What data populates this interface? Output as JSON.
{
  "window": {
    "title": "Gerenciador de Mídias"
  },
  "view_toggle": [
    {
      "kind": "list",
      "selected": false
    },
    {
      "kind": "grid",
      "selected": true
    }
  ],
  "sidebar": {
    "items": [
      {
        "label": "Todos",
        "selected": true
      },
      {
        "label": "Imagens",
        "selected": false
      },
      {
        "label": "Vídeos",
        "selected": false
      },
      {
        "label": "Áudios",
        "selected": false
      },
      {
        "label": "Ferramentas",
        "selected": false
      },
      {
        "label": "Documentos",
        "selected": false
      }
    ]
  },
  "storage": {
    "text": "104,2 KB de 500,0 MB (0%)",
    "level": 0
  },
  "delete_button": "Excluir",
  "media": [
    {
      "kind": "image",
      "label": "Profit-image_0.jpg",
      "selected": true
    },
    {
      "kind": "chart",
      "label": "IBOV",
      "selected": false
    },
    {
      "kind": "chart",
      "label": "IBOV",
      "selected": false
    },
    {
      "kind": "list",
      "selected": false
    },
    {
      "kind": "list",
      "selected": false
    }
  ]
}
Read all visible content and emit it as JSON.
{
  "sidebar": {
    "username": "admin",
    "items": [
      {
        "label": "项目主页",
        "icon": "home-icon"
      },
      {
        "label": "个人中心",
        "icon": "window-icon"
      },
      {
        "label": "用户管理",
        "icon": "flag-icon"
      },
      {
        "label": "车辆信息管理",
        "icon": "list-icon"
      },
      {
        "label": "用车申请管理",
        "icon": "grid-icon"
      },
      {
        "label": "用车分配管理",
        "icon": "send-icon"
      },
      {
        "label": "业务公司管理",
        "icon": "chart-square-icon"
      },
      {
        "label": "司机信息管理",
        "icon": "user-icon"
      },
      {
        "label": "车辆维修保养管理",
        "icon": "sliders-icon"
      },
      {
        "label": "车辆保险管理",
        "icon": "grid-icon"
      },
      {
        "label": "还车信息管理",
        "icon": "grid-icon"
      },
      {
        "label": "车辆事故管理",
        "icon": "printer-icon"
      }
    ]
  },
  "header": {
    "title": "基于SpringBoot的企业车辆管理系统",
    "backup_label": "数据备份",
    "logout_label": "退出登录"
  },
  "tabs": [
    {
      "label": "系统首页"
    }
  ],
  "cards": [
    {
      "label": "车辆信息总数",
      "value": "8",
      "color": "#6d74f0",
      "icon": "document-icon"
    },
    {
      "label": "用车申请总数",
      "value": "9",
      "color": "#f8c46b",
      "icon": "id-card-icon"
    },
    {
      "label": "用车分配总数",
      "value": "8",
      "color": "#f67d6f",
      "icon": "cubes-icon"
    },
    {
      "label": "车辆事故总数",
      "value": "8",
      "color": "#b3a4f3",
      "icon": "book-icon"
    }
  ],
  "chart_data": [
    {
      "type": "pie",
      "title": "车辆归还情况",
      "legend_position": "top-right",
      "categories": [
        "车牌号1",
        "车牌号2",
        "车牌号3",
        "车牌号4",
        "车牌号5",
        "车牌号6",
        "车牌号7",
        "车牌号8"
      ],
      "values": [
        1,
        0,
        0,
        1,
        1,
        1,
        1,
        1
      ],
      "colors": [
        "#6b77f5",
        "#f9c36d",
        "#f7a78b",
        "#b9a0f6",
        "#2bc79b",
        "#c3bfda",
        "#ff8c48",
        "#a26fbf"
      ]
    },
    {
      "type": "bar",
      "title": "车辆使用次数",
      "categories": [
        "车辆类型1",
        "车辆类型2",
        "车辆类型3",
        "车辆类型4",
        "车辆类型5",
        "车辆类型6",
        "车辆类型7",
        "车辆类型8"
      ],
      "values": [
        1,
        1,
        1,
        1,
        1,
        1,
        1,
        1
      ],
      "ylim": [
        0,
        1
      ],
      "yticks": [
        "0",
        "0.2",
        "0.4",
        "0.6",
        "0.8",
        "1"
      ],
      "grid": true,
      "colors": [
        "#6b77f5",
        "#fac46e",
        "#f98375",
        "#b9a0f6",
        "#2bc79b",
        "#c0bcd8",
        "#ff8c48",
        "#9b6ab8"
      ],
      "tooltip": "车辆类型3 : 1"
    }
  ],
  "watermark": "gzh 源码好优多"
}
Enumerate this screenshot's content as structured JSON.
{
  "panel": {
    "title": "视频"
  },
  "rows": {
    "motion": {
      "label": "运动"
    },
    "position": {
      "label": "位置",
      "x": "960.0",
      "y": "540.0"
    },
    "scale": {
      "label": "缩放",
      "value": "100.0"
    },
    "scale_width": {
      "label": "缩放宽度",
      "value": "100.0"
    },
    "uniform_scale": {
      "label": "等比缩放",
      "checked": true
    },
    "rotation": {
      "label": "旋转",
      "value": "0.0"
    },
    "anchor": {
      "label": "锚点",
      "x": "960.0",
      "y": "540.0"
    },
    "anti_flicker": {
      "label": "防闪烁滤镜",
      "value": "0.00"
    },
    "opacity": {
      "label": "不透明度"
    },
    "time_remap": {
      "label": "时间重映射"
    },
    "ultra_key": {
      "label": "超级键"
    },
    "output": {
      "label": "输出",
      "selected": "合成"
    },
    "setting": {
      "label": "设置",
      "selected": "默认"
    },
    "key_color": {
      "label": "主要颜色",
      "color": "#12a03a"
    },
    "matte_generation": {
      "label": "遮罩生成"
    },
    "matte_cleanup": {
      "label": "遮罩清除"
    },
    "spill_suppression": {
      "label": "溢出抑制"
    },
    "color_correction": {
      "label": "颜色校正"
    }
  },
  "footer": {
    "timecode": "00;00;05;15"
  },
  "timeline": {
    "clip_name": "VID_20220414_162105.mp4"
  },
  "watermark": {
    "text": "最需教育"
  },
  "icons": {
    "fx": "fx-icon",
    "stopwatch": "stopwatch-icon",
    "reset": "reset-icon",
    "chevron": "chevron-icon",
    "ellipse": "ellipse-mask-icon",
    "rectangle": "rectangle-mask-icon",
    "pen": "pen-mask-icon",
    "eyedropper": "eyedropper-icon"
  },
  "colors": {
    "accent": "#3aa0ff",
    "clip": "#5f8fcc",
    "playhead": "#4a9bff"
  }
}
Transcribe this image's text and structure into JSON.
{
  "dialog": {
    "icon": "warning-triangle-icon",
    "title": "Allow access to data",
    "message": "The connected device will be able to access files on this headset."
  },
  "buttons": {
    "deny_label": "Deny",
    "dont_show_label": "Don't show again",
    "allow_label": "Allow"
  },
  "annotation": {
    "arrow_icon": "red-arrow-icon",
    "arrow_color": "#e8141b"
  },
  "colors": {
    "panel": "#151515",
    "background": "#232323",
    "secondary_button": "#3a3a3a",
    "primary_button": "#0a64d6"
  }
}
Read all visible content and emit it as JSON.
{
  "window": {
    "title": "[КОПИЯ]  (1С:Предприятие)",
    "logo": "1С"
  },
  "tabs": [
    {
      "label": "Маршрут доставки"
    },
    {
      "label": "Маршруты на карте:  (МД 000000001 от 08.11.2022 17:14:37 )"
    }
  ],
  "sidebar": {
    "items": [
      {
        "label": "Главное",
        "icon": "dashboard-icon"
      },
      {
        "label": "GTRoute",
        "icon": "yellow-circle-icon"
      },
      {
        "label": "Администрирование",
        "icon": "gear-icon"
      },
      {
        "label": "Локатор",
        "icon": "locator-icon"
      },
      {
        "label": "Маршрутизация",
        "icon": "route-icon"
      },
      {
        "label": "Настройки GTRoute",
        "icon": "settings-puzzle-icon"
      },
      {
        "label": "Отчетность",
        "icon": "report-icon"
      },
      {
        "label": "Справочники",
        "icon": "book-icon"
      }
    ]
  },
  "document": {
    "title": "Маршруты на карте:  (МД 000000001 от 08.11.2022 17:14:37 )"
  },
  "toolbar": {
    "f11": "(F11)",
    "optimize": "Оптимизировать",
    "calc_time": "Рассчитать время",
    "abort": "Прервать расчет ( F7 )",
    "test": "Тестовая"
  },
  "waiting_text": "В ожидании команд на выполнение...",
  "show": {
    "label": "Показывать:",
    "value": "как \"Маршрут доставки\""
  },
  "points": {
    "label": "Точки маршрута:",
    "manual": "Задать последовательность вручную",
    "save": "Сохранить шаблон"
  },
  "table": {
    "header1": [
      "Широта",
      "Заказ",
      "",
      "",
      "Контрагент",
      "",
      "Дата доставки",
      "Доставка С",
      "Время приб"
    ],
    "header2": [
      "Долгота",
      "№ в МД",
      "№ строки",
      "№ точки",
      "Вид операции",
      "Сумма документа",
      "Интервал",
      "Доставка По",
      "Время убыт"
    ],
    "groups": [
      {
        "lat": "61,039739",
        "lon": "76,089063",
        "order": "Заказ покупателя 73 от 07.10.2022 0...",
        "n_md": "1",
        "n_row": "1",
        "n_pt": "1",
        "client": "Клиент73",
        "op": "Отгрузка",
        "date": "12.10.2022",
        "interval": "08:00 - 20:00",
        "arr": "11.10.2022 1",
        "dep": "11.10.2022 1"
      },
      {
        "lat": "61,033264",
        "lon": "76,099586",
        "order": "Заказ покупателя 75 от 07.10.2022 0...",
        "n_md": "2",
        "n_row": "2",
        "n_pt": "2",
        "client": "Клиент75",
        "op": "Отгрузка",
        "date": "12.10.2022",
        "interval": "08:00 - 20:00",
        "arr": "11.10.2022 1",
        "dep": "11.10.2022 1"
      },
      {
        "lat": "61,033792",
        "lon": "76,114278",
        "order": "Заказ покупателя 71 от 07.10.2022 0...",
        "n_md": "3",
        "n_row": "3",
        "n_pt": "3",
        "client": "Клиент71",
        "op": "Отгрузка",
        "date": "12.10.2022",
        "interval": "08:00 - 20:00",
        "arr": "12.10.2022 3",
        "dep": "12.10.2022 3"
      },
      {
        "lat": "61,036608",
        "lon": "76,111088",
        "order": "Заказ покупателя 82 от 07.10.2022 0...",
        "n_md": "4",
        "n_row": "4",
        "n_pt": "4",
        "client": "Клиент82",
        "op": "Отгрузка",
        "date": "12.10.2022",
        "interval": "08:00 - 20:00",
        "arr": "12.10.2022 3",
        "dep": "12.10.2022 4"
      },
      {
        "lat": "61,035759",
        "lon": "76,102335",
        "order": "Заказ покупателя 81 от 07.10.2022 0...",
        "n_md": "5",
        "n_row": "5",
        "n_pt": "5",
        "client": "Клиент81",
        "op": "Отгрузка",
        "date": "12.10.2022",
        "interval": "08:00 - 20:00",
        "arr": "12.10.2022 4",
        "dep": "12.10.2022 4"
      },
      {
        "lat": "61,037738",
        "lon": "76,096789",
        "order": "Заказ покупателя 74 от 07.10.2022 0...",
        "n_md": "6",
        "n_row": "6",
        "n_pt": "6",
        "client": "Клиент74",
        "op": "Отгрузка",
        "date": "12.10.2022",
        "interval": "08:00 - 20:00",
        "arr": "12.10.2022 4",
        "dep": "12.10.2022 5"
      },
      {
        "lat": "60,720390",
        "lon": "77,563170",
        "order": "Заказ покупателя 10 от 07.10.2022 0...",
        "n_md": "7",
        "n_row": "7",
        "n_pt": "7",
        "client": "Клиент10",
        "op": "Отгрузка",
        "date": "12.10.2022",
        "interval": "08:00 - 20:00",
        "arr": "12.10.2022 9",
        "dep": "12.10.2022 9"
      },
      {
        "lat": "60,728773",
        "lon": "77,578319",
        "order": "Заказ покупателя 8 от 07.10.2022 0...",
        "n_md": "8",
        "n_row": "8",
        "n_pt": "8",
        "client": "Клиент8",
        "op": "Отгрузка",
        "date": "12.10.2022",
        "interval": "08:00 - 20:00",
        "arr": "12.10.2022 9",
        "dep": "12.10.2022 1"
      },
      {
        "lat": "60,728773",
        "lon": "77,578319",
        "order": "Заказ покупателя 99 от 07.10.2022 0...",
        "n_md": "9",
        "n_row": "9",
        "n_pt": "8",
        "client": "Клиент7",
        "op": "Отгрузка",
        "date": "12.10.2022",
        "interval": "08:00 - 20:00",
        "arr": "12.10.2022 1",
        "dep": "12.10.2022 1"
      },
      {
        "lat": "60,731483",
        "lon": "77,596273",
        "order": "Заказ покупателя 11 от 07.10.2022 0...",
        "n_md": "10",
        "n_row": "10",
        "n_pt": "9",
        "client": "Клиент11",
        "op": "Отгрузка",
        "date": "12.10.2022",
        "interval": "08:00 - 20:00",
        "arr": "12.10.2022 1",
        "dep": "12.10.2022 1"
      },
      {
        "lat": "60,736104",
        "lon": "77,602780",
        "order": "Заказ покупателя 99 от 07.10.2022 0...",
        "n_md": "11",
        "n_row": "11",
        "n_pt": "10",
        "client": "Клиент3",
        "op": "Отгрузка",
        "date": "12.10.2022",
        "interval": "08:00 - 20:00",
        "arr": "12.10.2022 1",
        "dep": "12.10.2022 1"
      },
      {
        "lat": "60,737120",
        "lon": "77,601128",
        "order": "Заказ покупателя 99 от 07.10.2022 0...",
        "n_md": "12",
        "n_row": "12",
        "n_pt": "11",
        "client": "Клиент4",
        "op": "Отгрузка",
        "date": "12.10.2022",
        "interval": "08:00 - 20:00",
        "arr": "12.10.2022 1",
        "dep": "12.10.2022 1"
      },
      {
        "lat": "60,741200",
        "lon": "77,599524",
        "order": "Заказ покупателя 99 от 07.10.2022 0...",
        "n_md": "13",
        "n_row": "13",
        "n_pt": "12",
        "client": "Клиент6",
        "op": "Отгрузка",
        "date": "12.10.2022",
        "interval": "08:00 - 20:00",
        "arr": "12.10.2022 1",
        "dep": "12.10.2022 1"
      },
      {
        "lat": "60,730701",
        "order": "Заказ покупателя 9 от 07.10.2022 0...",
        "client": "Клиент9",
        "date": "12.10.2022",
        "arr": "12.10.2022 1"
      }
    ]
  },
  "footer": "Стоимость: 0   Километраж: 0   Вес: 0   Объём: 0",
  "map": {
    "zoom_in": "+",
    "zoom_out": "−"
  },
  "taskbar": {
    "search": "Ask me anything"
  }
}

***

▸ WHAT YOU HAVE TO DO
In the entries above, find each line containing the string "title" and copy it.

▸ ANSWER TO THIS PROBLEM
    "title": "Gerenciador de Mídias"
    "title": "基于SpringBoot的企业车辆管理系统",
      "title": "车辆归还情况",
      "title": "车辆使用次数",
    "title": "视频"
    "title": "Allow access to data",
    "title": "[КОПИЯ]  (1С:Предприятие)",
    "title": "Маршруты на карте:  (МД 000000001 от 08.11.2022 17:14:37 )"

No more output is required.